So, if you don't have typical Chinese ingredients at home, but have access to soy sauce, vinegar, chili garlic sauce, fresh vegetables, sesame oil, sesame seeds, and Chinese wheat noodles, it is very easy to make a Dan Dan-like noodle dish at home in nearly 30 minutes!!!
Pauline's Easy Dan Dan-like Noodles (Serves 3-4)
1/2 lb (8 oz) ground turkey
1 Tbs grapeseed or olive oil
2 Tbs soy sauce
1 Tbs vinegar
1 tsp Chinese five spice powder
Black pepper to taste
(I added some chopped kale leaves too. Yay vegetables!)
4 garlic cloves, coarsely chopped
2-ish Tbs sesame seeds (toasted, optional)
1/2" knob of ginger, peeled, coarsely chopped
1 cup of water (I accidentally added 2)
3-4 Tbs soy sauce
2 Tbs vinegar
2 tsp white sugar
3-5 Tbs of Huy Fong chili garlic sauce (to your spicy desire)
8 oz (3-4 servings) dry Chinese wheat noodles
Other veggies (I used alfafa sprouts and thinly sliced carrots, but you can throw in spinach, green onions, bok choy, or none at all, but veggies are so good for you!)
1. Prepare the meat topping: Heat a large skillet on medium-high heat. Add 1 Tbs of oil, then toss in the meat and cook, chopping into small pieces. As it starts to turn brown, add the kale (optional), soy sauce, vinegar, Chinese five-spice powder, and black pepper. Continue stirring over medium heat until the meat and kale are fully cooked. Remove from the pan and set aside.

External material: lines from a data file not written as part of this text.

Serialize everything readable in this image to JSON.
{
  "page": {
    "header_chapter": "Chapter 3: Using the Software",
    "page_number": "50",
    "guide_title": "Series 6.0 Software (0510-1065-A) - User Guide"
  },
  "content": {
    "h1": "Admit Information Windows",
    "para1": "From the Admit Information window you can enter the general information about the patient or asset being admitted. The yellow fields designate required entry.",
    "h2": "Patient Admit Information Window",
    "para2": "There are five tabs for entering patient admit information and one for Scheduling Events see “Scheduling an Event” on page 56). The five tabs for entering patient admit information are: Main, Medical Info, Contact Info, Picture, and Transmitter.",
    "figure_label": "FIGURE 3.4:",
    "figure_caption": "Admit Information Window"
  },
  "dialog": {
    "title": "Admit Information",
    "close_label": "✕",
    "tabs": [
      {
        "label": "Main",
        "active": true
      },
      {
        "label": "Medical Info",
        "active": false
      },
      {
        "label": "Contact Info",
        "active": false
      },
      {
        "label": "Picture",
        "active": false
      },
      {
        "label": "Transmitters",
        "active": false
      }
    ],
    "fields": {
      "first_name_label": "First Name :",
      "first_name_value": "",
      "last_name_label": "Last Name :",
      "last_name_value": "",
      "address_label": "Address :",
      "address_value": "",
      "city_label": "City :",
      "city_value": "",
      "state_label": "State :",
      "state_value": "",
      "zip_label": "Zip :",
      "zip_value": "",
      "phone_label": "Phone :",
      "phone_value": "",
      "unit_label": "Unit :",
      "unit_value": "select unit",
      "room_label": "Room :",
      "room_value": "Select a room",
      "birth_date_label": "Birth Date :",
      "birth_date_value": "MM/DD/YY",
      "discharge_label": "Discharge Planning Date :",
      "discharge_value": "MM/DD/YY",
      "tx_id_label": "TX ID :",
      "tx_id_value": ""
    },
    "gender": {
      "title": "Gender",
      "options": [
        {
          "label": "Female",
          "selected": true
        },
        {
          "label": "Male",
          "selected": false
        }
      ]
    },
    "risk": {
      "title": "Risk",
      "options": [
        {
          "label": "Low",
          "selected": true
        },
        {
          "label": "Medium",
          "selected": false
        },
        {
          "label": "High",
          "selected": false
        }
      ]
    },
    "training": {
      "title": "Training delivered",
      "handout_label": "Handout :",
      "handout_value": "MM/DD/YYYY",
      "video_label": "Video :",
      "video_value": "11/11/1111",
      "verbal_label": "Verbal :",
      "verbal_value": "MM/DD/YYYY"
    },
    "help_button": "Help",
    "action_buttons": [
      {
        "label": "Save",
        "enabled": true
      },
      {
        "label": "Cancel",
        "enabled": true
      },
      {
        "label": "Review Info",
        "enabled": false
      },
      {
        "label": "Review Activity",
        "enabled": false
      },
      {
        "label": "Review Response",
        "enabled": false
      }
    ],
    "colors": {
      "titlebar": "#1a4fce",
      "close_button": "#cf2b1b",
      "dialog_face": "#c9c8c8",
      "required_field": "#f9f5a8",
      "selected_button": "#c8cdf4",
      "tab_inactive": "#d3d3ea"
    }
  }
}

2. Prepare the sauce: Puree the garlic cloves, sesame seeds, and ginger in a food processor (or spice grinder) until you get as minimally chunky paste as you can. Meanwhile, heat 2 cups of water in the skillet from step 1. When it gets warm, throw in the paste and stir to distribute throughout the water. Add soy sauce, vinegar, sugar, and chili garlic sauce. Taste and adjust accordingly. Let cook, stirring, for about 5 minutes.
3. Boil the noodles according to package directions, adding vegetables in the last minute. Drain.
4. To assemble: Place noodles with vegetables in a bowl. Top with meat, then drizzle a ladle of the sauce on top, about 1/2 to 1 full lade is good, depending on how salty/spicy you want it and how much you are eating. Garnish with green onions or more sesame seeds, if desired. Enjoy!